Items from an interface collection
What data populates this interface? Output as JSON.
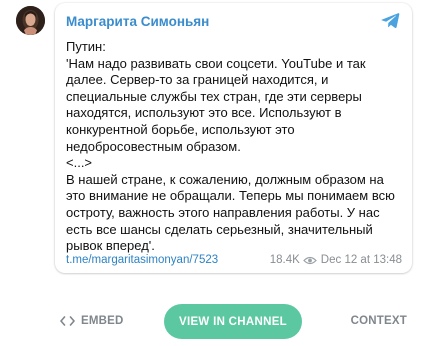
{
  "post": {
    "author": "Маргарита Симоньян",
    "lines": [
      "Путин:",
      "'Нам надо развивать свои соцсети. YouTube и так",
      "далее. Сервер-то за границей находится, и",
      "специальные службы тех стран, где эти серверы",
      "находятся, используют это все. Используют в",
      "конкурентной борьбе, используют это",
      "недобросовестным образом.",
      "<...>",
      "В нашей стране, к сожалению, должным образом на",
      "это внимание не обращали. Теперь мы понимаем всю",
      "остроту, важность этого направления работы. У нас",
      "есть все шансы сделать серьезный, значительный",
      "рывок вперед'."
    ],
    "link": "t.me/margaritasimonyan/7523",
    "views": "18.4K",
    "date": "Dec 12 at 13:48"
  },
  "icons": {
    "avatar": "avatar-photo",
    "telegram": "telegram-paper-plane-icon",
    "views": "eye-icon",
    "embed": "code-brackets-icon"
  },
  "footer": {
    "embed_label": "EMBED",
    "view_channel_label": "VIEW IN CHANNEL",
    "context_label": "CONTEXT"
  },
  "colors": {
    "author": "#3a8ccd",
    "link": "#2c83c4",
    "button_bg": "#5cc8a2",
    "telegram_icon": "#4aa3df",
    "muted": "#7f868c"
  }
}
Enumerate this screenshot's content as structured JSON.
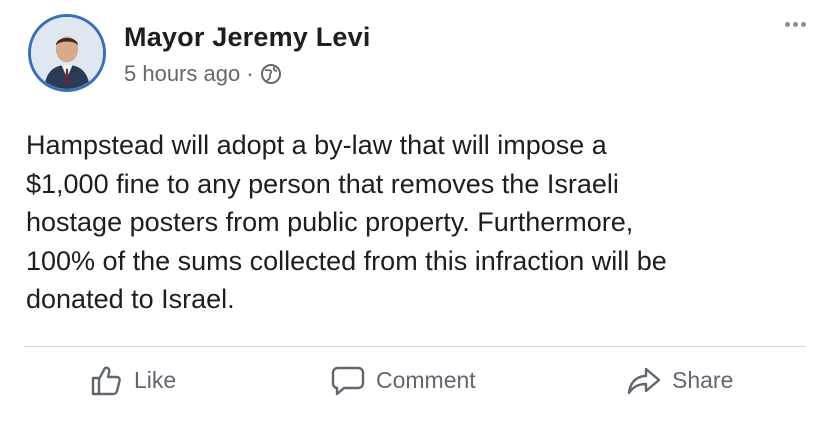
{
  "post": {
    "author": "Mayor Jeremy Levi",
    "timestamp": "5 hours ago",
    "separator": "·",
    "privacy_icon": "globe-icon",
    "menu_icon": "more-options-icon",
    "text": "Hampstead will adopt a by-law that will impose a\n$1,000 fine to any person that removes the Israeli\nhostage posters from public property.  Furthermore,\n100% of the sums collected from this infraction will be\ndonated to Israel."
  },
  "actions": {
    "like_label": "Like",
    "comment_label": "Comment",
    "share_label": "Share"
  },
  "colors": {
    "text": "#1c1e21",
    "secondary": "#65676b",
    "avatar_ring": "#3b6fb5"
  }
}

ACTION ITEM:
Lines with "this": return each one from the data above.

OUTPUT BELOW:
What data populates this interface? Output as JSON.
Enumerate this screenshot's content as structured JSON.
    "text": "Hampstead will adopt a by-law that will impose a\n$1,000 fine to any person that removes the Israeli\nhostage posters from public property.  Furthermore,\n100% of the sums collected from this infraction will be\ndonated to Israel."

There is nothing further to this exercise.